Local and state elected officials, and representatives from the DOT and Charleston County, all have said it likely will be years before any dirt is moved. Nobody publicly has estimated how many years.

But many project supporters said they felt optimistic after the commission’s vote.

Brad Taggart, a member of the local group Charlestonians for I-526, said he thought the contract approval marked “a huge step forward.” It appears the road will be built, he said. “The SCDOT was the last speed bump.”

The new contract, known as an intergovernmental agreement, for the $558 million project will give more control of building the road to Charleston County. That role usually is reserved for the DOT.

Commissioner Jim Rozier said the commission approved the plan because it made clear that the DOT would have no financial commitment to the project. The DOT also would be required to oversee and approve design and construction plans.

“We’re finally here,” said S.C. House Speaker Bobby Harrell, a proponent of the controversial project. “It’s time to build the road.” The DOT Wednesday added a presentation by Harrell to the agenda of a workshop before the commission’s regularly scheduled meeting.

I-526 proponent Bryan Derreberry, chief executive officer of the Charleston Metro Chamber of Commerce, and Coastal Conservation League Director Dana Beach, an opponent, also addressed the commission during that workshop.

Updating the three-party contract is the next required step for the project. In its initial $420 million contract, Charleston County was the project’s sponsor, the DOT was responsible for building the road, and the S.C. Transportation Infrastructure Bank was responsible for paying for it. But Charleston County wanted more control of building the road, and the price estimate had climbed to $558 million.

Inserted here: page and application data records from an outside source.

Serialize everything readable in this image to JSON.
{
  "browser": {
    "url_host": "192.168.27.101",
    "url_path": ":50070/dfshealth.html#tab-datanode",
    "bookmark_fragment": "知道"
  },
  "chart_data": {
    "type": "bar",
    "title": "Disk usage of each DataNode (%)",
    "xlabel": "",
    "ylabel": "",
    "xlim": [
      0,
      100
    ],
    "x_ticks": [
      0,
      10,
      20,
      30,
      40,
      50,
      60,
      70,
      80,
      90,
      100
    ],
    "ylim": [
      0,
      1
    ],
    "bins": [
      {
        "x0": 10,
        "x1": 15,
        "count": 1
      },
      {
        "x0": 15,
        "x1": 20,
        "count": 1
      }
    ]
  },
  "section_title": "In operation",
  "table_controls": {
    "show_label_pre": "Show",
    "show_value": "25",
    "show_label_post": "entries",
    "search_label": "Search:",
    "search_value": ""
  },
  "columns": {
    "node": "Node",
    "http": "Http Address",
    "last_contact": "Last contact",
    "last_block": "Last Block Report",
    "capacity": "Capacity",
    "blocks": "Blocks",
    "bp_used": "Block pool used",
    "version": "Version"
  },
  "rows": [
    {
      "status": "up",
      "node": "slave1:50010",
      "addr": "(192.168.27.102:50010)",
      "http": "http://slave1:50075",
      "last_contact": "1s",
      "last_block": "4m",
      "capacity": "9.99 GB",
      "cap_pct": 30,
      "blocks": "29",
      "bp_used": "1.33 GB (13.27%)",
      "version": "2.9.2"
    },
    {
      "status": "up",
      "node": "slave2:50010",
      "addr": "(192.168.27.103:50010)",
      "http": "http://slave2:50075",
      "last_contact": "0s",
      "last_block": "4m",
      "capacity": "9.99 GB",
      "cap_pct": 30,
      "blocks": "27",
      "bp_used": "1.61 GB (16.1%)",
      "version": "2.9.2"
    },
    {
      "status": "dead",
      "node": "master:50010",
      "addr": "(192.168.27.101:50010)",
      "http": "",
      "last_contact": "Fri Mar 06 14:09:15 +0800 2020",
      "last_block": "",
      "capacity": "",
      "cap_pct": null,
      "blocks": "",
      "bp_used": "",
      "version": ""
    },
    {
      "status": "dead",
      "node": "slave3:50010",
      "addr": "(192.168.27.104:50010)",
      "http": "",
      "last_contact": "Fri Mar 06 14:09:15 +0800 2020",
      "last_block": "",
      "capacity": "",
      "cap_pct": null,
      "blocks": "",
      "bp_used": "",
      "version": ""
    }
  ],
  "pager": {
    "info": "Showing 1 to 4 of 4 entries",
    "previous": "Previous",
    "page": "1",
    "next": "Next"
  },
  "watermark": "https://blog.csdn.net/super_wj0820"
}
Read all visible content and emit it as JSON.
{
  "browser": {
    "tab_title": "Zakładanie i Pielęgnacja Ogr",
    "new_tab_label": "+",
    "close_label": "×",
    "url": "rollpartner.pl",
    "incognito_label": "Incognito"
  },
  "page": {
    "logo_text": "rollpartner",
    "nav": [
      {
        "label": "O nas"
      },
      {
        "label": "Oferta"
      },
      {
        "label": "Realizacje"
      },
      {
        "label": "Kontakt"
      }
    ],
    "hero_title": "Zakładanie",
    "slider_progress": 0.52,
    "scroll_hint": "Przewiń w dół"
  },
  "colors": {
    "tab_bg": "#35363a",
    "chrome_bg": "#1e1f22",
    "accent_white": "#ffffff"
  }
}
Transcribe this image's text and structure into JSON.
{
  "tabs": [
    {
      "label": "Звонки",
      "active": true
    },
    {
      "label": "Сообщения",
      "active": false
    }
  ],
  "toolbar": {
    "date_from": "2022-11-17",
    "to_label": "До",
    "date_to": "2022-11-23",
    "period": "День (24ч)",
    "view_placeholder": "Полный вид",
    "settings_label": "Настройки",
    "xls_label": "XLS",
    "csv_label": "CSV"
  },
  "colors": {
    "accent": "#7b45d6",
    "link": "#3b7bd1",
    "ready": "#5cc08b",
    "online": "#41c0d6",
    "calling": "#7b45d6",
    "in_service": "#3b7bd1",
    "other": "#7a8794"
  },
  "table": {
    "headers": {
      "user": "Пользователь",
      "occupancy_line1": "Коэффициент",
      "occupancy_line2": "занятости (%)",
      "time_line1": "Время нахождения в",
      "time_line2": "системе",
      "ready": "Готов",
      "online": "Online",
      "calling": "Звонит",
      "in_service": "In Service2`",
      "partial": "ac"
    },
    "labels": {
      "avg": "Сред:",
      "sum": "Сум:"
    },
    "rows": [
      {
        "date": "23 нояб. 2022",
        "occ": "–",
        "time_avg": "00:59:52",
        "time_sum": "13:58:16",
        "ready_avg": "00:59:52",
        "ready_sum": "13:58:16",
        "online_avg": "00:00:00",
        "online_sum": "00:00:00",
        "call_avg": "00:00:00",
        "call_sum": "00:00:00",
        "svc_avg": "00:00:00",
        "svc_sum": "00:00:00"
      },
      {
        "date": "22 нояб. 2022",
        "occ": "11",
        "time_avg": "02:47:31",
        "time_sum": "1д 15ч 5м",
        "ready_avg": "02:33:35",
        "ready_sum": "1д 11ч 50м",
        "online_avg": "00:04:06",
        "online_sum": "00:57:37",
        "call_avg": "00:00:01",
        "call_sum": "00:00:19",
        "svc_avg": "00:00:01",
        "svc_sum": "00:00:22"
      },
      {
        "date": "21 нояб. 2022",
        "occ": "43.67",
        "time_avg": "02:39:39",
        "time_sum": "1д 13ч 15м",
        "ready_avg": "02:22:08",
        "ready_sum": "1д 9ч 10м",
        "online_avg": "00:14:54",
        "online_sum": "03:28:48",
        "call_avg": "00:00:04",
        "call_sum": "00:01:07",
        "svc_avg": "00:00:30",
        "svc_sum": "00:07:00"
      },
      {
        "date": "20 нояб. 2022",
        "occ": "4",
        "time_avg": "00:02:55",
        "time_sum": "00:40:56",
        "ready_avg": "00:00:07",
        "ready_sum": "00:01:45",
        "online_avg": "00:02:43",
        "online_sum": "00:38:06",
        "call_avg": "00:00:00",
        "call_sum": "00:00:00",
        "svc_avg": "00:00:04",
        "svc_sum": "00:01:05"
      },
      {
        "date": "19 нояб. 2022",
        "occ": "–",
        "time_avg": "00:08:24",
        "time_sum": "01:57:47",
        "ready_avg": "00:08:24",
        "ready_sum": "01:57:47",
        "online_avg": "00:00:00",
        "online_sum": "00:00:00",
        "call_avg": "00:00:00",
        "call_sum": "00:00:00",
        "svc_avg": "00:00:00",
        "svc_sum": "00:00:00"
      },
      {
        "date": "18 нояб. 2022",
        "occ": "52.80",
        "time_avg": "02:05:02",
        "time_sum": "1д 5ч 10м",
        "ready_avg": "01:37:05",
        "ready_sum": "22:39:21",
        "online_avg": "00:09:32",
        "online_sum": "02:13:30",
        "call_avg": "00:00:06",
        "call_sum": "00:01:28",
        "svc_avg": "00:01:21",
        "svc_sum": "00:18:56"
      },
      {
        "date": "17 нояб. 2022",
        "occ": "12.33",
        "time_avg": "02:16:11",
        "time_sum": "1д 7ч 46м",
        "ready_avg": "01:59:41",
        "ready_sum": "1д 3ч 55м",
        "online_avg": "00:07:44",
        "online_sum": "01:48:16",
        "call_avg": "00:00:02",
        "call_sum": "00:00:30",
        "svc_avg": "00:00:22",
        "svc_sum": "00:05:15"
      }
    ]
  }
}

Harrell said the Infrastructure Bank board still must approve the revised contract. “But we don’t expect that to be a problem.”

Beach said after the meeting that he wasn’t surprised by the results, and that he didn’t come to Columbia thinking his pitch would get the commission to shoot down the contract. “But I wanted to get it on the record that they made a decision to invest in something that wasn’t important and not to invest in state and regional priorities.”

The completion of I-526 is not highly ranked on state and regional road priority lists, while the state’s road repair and construction needs are daunting, he said.

Ron Patton, a chief engineer for the DOT, told commissioners that he’s satisfied with the contract arrangement that DOT and Charleston County staffers have worked out. It addresses the DOT’s three major concerns, he said. It ensures that:

The DOT would have no funding commitment to the project.

Charleston County would develop the request for proposals for companies to design and build the road, but the DOT must approve of the document.

The DOT would hire the construction inspector for the project. The inspector would report only to the DOT, but Charleston County would pay the bill from project funds.

Charleston County Council Vice Chairman Elliott Summey also attended the meeting. He said he was “very satisfied” with the contract revisions that county and DOT staffers ironed out.

Now the county and the Infrastructure Bank will have to work out a policy on cost overruns, he said. But he doesn’t think there will be any cost overruns because the $558 million project estimate includes a 30 percent cost contingency on land and construction. And, he added, “the SIB never has not funded an overrun.”

He also said that the county would be responsible for handling compensation for property owners who live within 1,000 feet of the road.

The motion to approve the project in 2012 included an amendment, proposed by Councilwoman Anna Johnson, that the county would make “good faith efforts to evaluate and consider claims made by residents for compensation due to the impact of the Mark Clark Expressway on their property.” Many officials and county residents interpreted the amendment to mean property owners within 1,000 feet could be compensated for the drop in the value of their property.

Summey said he can’t address “mitigation and quality of life issues” yet because the path for the road is not yet certain. “Whatever is fair will be done,” he said, “but we can’t put the cart before the horse.”

Reach Diane Knich at 843-937-5491 or on Twitter at @dianeknich.